|US7527852||29 Nov 2006||5 May 2009||Awi Licensing Company||Surface covering having gloss-in-register|
|US20020168501 *||5 Feb 2001||14 Nov 2002||Sigel Gary A.||Surface covering having gloss in-register and method of making|
|US20040180182 *||24 Mar 2004||16 Sep 2004||Armstrong World Industries, Inc.||Surface covering having gloss in-register and method of making|
|US20070077402 *||29 Nov 2006||5 Apr 2007||Awi Licensing Company||Surface covering having gloss-in-register|
|U.S. Classification||428/156, 428/403, 428/204, 428/201, 428/159, 428/318.6, 428/206, 428/327, 428/518, 428/207|
|International Classification||D06N7/04, B44F1/02, B32B33/00, D06N3/00, B32B5/24, B32B27/12, B32B27/30, D06N7/00, B32B27/16, B32B37/00, B29C63/00|
|Cooperative Classification||Y10T428/3192, Y10T428/249988, Y10T428/24851, B32B5/24, D06N7/0055, Y10T428/2991, Y10T428/24893, Y10T428/24504, Y10T428/24479, D06N7/0007, B44F1/02, Y10T428/254, Y10T428/24901, Y10T428/24876|

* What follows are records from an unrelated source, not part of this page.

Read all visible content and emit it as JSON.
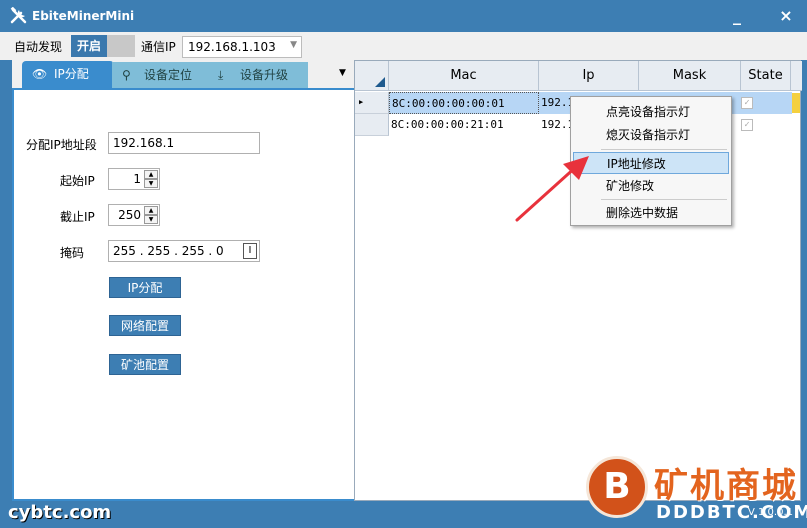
{
  "window": {
    "title": "EbiteMinerMini",
    "minimize": "_",
    "close": "×"
  },
  "toolbar": {
    "auto_discover_label": "自动发现",
    "toggle_on_label": "开启",
    "comm_ip_label": "通信IP",
    "comm_ip_value": "192.168.1.103"
  },
  "tabs": [
    {
      "label": "IP分配",
      "icon": "eye-icon"
    },
    {
      "label": "设备定位",
      "icon": "location-pin-icon"
    },
    {
      "label": "设备升级",
      "icon": "download-icon"
    }
  ],
  "form": {
    "ip_segment_label": "分配IP地址段",
    "ip_segment_value": "192.168.1",
    "start_ip_label": "起始IP",
    "start_ip_value": "1",
    "end_ip_label": "截止IP",
    "end_ip_value": "250",
    "mask_label": "掩码",
    "mask_value": "255 . 255 . 255 . 0",
    "btn_ip_assign": "IP分配",
    "btn_network_config": "网络配置",
    "btn_pool_config": "矿池配置"
  },
  "grid": {
    "columns": [
      "Mac",
      "Ip",
      "Mask",
      "State"
    ],
    "rows": [
      {
        "mac": "8C:00:00:00:00:01",
        "ip": "192.1"
      },
      {
        "mac": "8C:00:00:00:21:01",
        "ip": "192.1"
      }
    ]
  },
  "context_menu": {
    "items": [
      "点亮设备指示灯",
      "熄灭设备指示灯",
      "IP地址修改",
      "矿池修改",
      "删除选中数据"
    ]
  },
  "watermark": {
    "left_text": "cybtc.com",
    "logo_letter": "B",
    "brand_cn": "矿机商城",
    "brand_en": "DDDBTC.COM",
    "version": "V 1.0.0.1"
  },
  "colors": {
    "titlebar": "#3d7eb3",
    "tab_active": "#3a8ccd",
    "tab_inactive": "#7fbdd8",
    "selection": "#b7d6f5",
    "arrow": "#e8323c"
  }
}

|European Classification||D06N7/00B8F4, D06N7/00B2, B32B5/24, B44F1/02|
|22 Sep 1982||AS||Assignment|
Owner name: ARMSTRONG WORLD INDUSTRIES INCORPORATED, LANCASTER
Free format text: ASSIGNMENT OF ASSIGNORS INTEREST.;ASSIGNOR:COLYER, TIMOTHY D.;REEL/FRAME:004038/0146
Effective date: 19820727
|21 Sep 1987||FPAY||Fee payment|
Year of fee payment: 4
|20 Sep 1991||FPAY||Fee payment|
Year of fee payment: 8
|30 Jan 1996||REMI||Maintenance fee reminder mailed|
|23 Jun 1996||LAPS||Lapse for failure to pay maintenance fees|
|3 Sep 1996||FP||Expired due to failure to pay maintenance fee|
Effective date: 19960626